The health plan that is often used as a benchmark for comparing coverage from state to state, for a 40-year-old nonsmoker, costs $927 a month before any subsidies in Alaska, or 2½ times the national average, according to the Kaiser Family Foundation.
While nearly every Alaskan receives an annual check of typically more than $1,000 as their share of the state’s oil wealth, that doesn’t necessarily go very far in a place where the late-winter unemployment rate in some communities is around 20 percent and where the difficulties of delivering goods and services contribute to a cost of living so staggering that a gallon of milk can cost $10 in some rural outposts.
Also, many Alaskans work jobs where the amount they earn can fluctuate wildly, depending on such factors as the weather or the size of a salmon run. Because of that, some people cannot be sure whether they qualify for subsidies from one year to the next, or whether they will be able to afford coverage once they have signed up.
Juneau resident Bonnin Jarvill, who fishes for a living, said her family’s Obamacare-subsidized policy of $360 a month is affordable, but the family deductible is a daunting $14,000.

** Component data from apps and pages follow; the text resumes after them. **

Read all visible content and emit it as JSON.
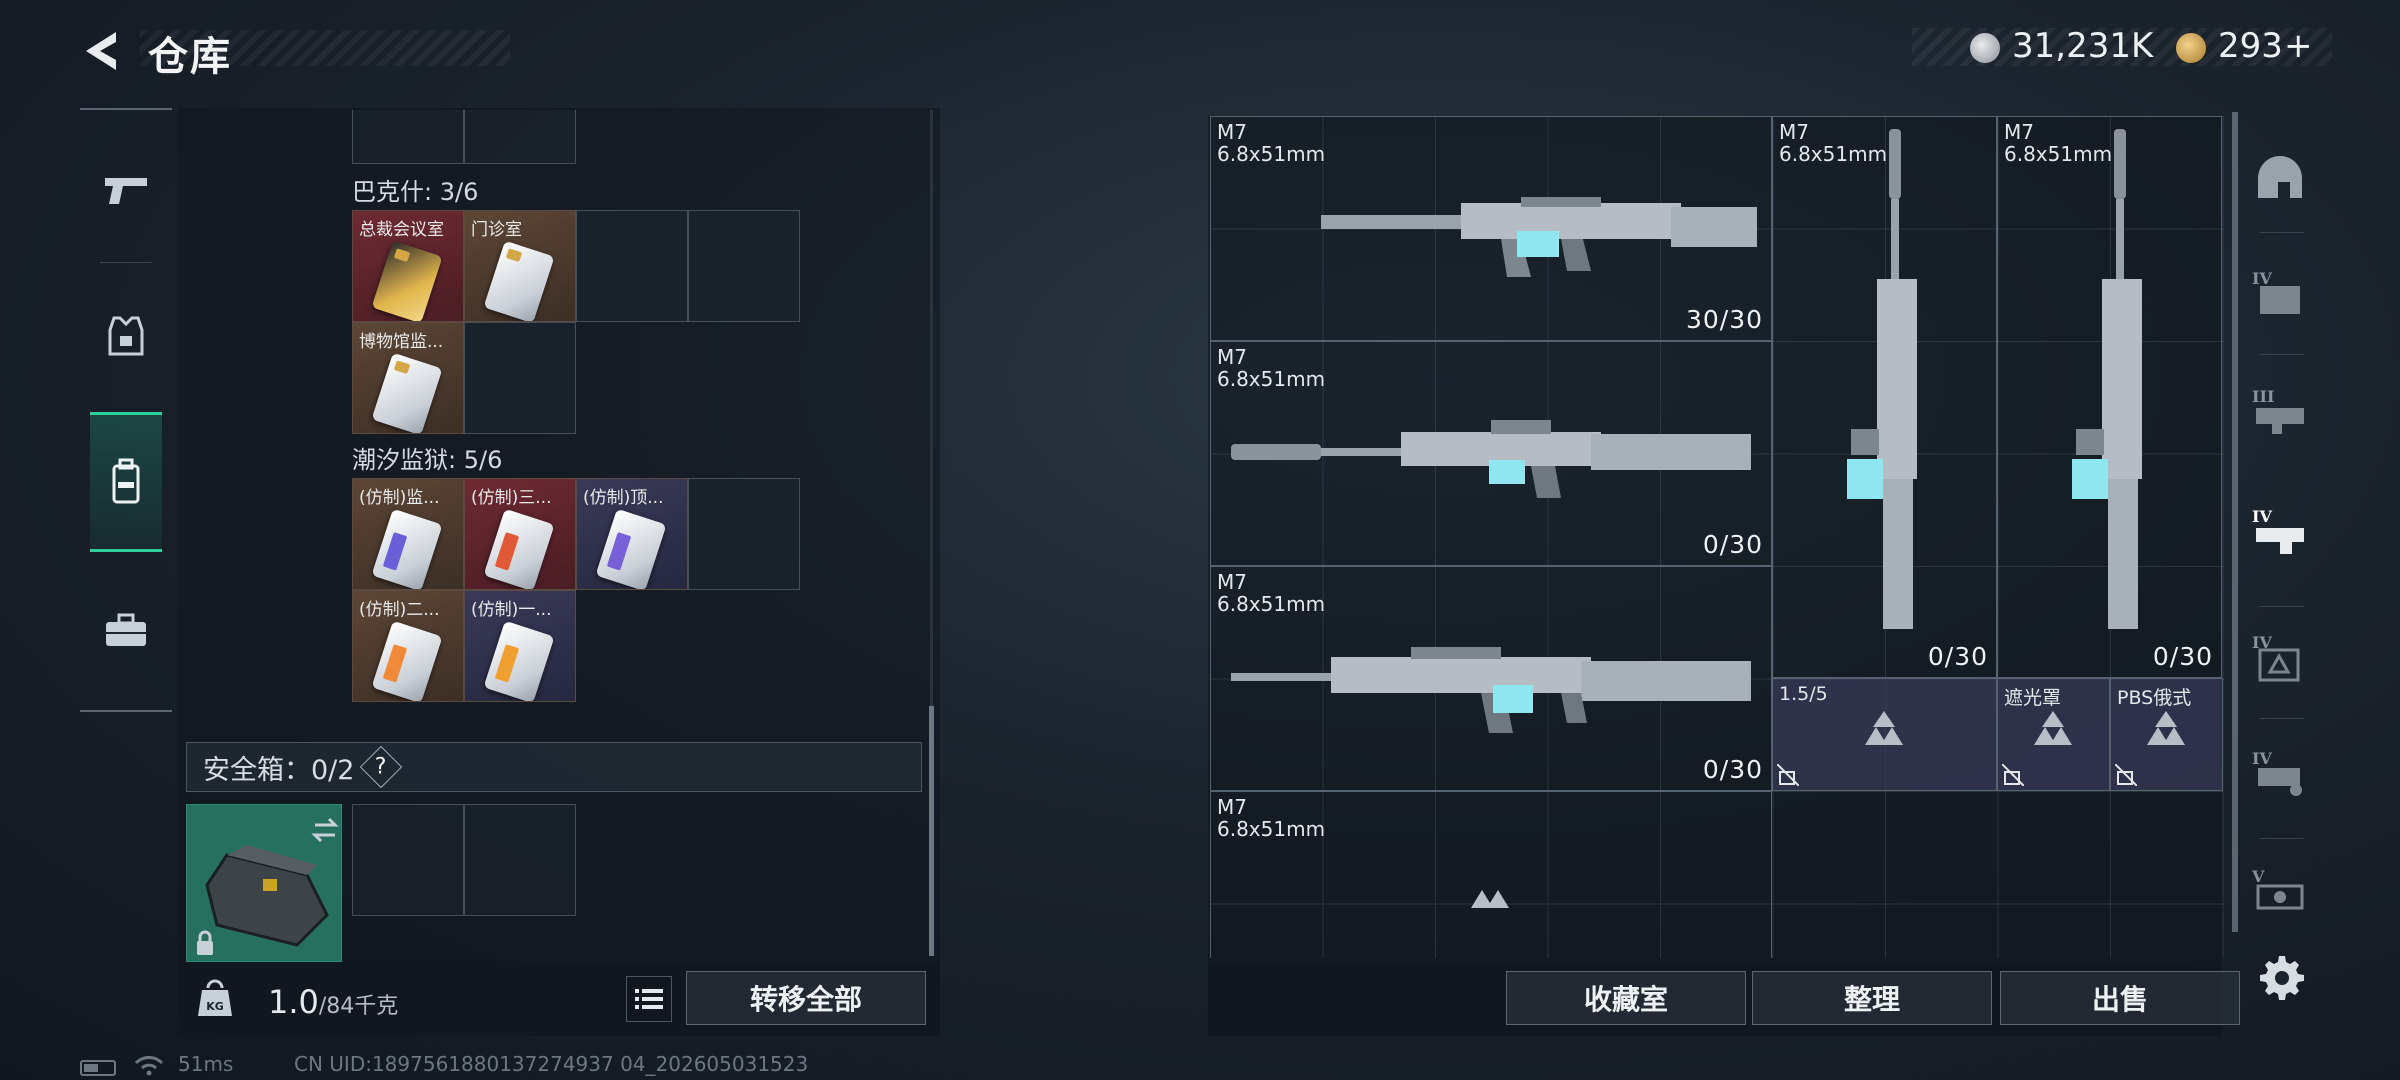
{
  "header": {
    "title": "仓库",
    "currency_silver": "31,231K",
    "currency_gold": "293",
    "add_symbol": "+"
  },
  "left_nav": {
    "items": [
      "weapon-tab",
      "armor-tab",
      "backpack-tab",
      "toolbox-tab"
    ],
    "active": "backpack-tab"
  },
  "keys": {
    "section_bakshi": "巴克什: 3/6",
    "section_tide_prison": "潮汐监狱: 5/6",
    "bakshi_cards": [
      {
        "label": "总裁会议室",
        "color": "red",
        "card": "gold"
      },
      {
        "label": "门诊室",
        "color": "brown",
        "card": "white"
      },
      {
        "label": "博物馆监...",
        "color": "brown",
        "card": "white"
      }
    ],
    "tide_cards": [
      {
        "label": "(仿制)监...",
        "color": "brown",
        "stripe": "#6b5ed9"
      },
      {
        "label": "(仿制)三...",
        "color": "red",
        "stripe": "#e05a3a"
      },
      {
        "label": "(仿制)顶...",
        "color": "navy",
        "stripe": "#7860d8"
      },
      {
        "label": "(仿制)二...",
        "color": "brown",
        "stripe": "#f08a3a"
      },
      {
        "label": "(仿制)一...",
        "color": "navy",
        "stripe": "#f0a030"
      }
    ]
  },
  "safebox": {
    "label": "安全箱：0/2",
    "help": "?"
  },
  "bottom_left": {
    "weight_value": "1.0",
    "weight_unit": "/84千克",
    "transfer_all": "转移全部"
  },
  "status": {
    "ping": "51ms",
    "uid": "CN UID:1897561880137274937 04_202605031523"
  },
  "weapons": [
    {
      "name": "M7",
      "caliber": "6.8x51mm",
      "ammo": "30/30"
    },
    {
      "name": "M7",
      "caliber": "6.8x51mm",
      "ammo": "0/30"
    },
    {
      "name": "M7",
      "caliber": "6.8x51mm",
      "ammo": "0/30"
    },
    {
      "name": "M7",
      "caliber": "6.8x51mm",
      "ammo": ""
    },
    {
      "name": "M7",
      "caliber": "6.8x51mm",
      "ammo": "0/30"
    },
    {
      "name": "M7",
      "caliber": "6.8x51mm",
      "ammo": "0/30"
    }
  ],
  "attachments": [
    {
      "label": "1.5/5"
    },
    {
      "label": "遮光罩"
    },
    {
      "label": "PBS俄式"
    }
  ],
  "actions": {
    "collection": "收藏室",
    "sort": "整理",
    "sell": "出售"
  },
  "filter_nav": {
    "tiers": [
      "IV",
      "III",
      "IV",
      "IV",
      "IV",
      "V"
    ]
  },
  "colors": {
    "accent": "#2fcf9b",
    "panel": "#10161d",
    "attachment_bg": "#3a3c5a"
  }
}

That’s worrisome because their income can vary depending on how many salmon and halibut they catch, they are still paying off bills from last year’s fishing season, and they are trying to set up a plan to pay off her husband’s recent hernia surgery. They live on their boat with their 4-year-old daughter.
Jarvill, 30, said she and her husband plan to see if they qualify for Medicaid. If not, they may have to ask their parents for help.
“We feel like at this point in our lives we should be able to take care of our family,” she said. “It’s frustrating to receive help.”
Nearly a quarter of Alaska’s 740,000 residents are covered by Medicaid, which Gov. Bill Walker, an independent, expanded as part of the Affordable Care Act to include more lower-income people. Only about 19,000 Alaskans get insurance on the individual market, resulting in a tiny pool across which insurers can spread costs. The number of insurance companies writing individual policies in Alaska dropped from five in 2015.
Last month’s dead-on-arrival GOP health care proposal would have jacked up premiums on Alaskans even higher. Rep. Don Young and Sen. Lisa Murkowski, both Republicans, had raised serious objections, saying they wanted to see something that would reduce costs, increase access to care and protect Medicaid recipients from cutbacks. In the meantime, many of those who gained coverage under the law or have affordable plans are fearful about losing their lifeline.
Public relations photographer Lisa Seifert, 55, of Anchorage, qualified for expanded Medicaid last fall after going without insurance for years because it became too expensive. Car accidents and years of lugging around camera equipment have taken a toll on her body.
“I just hope it doesn’t go away,” she said of her Medicaid coverage, her voice faltering. “Where would I be?”